Which takes us back to Lent. A friend and I discussed that maybe this is where God is taking us this Lent. To a place of really showing Christ's love, no matter how someone treats us. But not just how we act toward them outwardly. How do we really feel about them in our heart? Do we have Christ's love and compassion?

As I walk through these 40 days of Lent, my prayer is that God will work His love even deeper into my heart. That in my innermost being, there will be a purity of love for Him that overflows into a true, honest love for those around me. No matter what.

Join me on the journey, my friends. You may get to know me a bit better. And may we all draw nearer to our Lord, as He conforms us to His image.

Saturday, February 17, 2007

Just Venting

So one day I innocently sign in to "blogger" to add a comment to a friend's blog. And boom! it makes me change everything over to the new blogger. Did I WANT to do this? No. Did I have a choice? No.

Can you tell I hate change???

So this post is simply my way of saying, "It was fine the way it was. Stop trying to always making everything more techie. Some of us like it just as it is. Forcing us to change is going a bit far."

Thank you. I've had my say. Now on to your regularly scheduled blogging.

(Actually, I'm just making sure I can add a post to this now that it's changed over. But venting felt good, too!) :o)

Thursday, February 08, 2007

Taking a Break

The interest in my blog seems to have waned a bit. Life is keeping me busy, too.

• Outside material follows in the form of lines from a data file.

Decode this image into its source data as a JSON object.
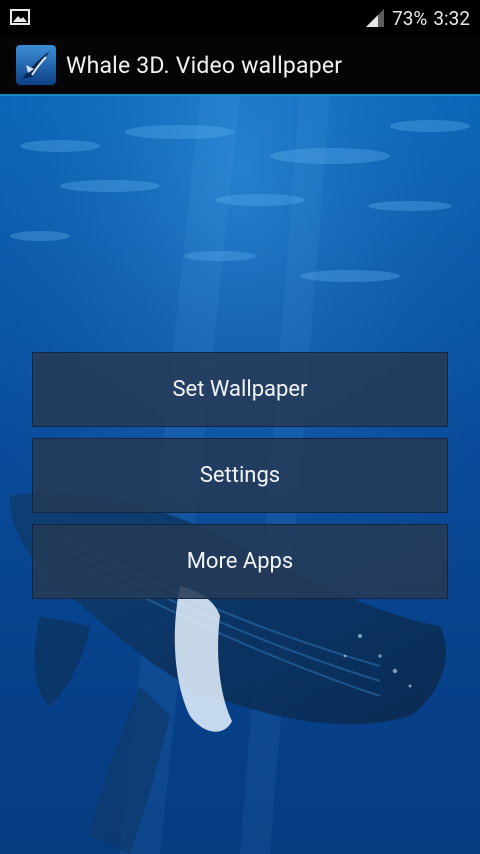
{
  "status_bar": {
    "left_icon": "image-notification-icon",
    "signal_icon": "cell-signal-icon",
    "battery": "73%",
    "time": "3:32"
  },
  "action_bar": {
    "app_icon": "whale-app-icon",
    "title": "Whale 3D. Video wallpaper",
    "accent_color": "#1b88c9"
  },
  "menu": {
    "set_wallpaper_label": "Set Wallpaper",
    "settings_label": "Settings",
    "more_apps_label": "More Apps"
  },
  "colors": {
    "water_top": "#0a67b8",
    "water_bottom": "#063b80",
    "button_bg": "#263a56"
  }
}
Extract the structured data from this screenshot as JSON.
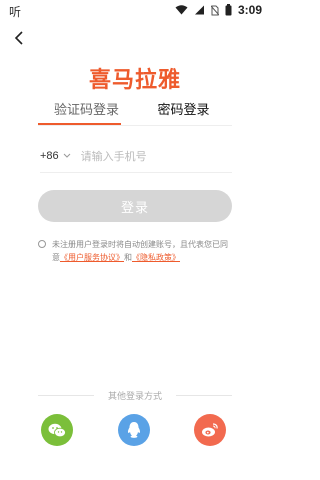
{
  "status_bar": {
    "left_text": "听",
    "time": "3:09",
    "icons": [
      "wifi-icon",
      "signal-icon",
      "sim-off-icon",
      "battery-icon"
    ]
  },
  "header": {
    "back_icon": "chevron-left-icon",
    "logo_text": "喜马拉雅"
  },
  "tabs": [
    {
      "label": "验证码登录",
      "active": true
    },
    {
      "label": "密码登录",
      "active": false
    }
  ],
  "phone": {
    "country_code": "+86",
    "placeholder": "请输入手机号",
    "value": ""
  },
  "login_button": {
    "label": "登录"
  },
  "agreement": {
    "text_prefix": "未注册用户登录时将自动创建账号，且代表您已同意",
    "link_user_agreement": "《用户服务协议》",
    "and_text": "和",
    "link_privacy": "《隐私政策》"
  },
  "other_login": {
    "title": "其他登录方式",
    "options": [
      "wechat-icon",
      "qq-icon",
      "weibo-icon"
    ]
  },
  "colors": {
    "accent": "#ee5b2d",
    "button_disabled": "#d6d6d6",
    "wechat": "#7bbf3a",
    "qq": "#5aa2e6",
    "weibo": "#f26a4f"
  }
}
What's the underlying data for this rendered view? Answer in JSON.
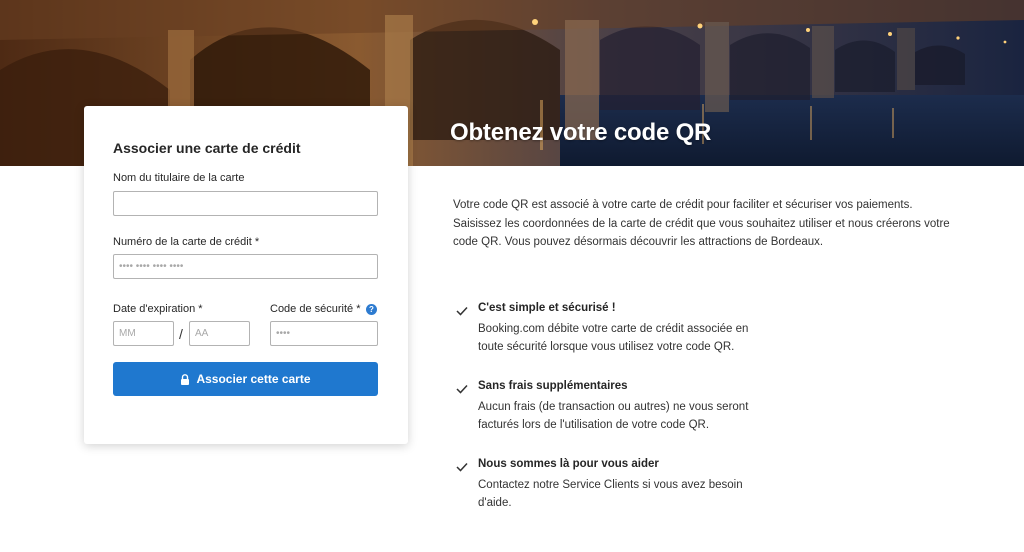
{
  "hero": {
    "title": "Obtenez votre code QR"
  },
  "card": {
    "title": "Associer une carte de crédit",
    "holder_label": "Nom du titulaire de la carte",
    "holder_value": "",
    "number_label": "Numéro de la carte de crédit *",
    "number_placeholder": "•••• •••• •••• ••••",
    "expiry_label": "Date d'expiration *",
    "month_placeholder": "MM",
    "separator": "/",
    "year_placeholder": "AA",
    "security_label": "Code de sécurité *",
    "security_placeholder": "••••",
    "help_glyph": "?",
    "submit_label": "Associer cette carte"
  },
  "info": {
    "description": "Votre code QR est associé à votre carte de crédit pour faciliter et sécuriser vos paiements. Saisissez les coordonnées de la carte de crédit que vous souhaitez utiliser et nous créerons votre code QR. Vous pouvez désormais découvrir les attractions de Bordeaux.",
    "features": [
      {
        "title": "C'est simple et sécurisé !",
        "text": "Booking.com débite votre carte de crédit associée en toute sécurité lorsque vous utilisez votre code QR."
      },
      {
        "title": "Sans frais supplémentaires",
        "text": "Aucun frais (de transaction ou autres) ne vous seront facturés lors de l'utilisation de votre code QR."
      },
      {
        "title": "Nous sommes là pour vous aider",
        "text": "Contactez notre Service Clients si vous avez besoin d'aide."
      }
    ]
  },
  "colors": {
    "accent": "#1f78cf",
    "check": "#333333"
  },
  "icons": {
    "lock": "lock-icon",
    "check": "check-icon",
    "help": "help-icon"
  }
}
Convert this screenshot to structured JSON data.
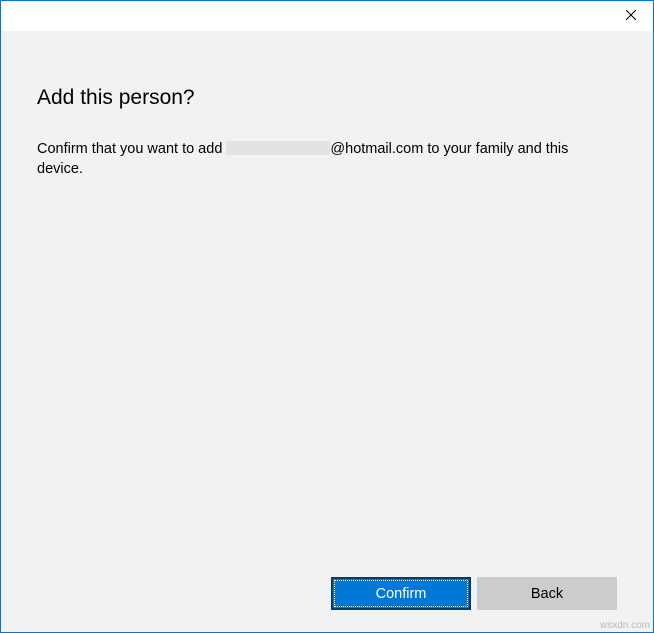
{
  "dialog": {
    "title": "Add this person?",
    "body_prefix": "Confirm that you want to add ",
    "body_suffix": "@hotmail.com to your family and this device."
  },
  "buttons": {
    "confirm": "Confirm",
    "back": "Back"
  },
  "watermark": "wsxdn.com"
}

So...if you don't see a new post for awhile, don't lose heart. I shall return. In the meantime, feel free to contact me via e-mail.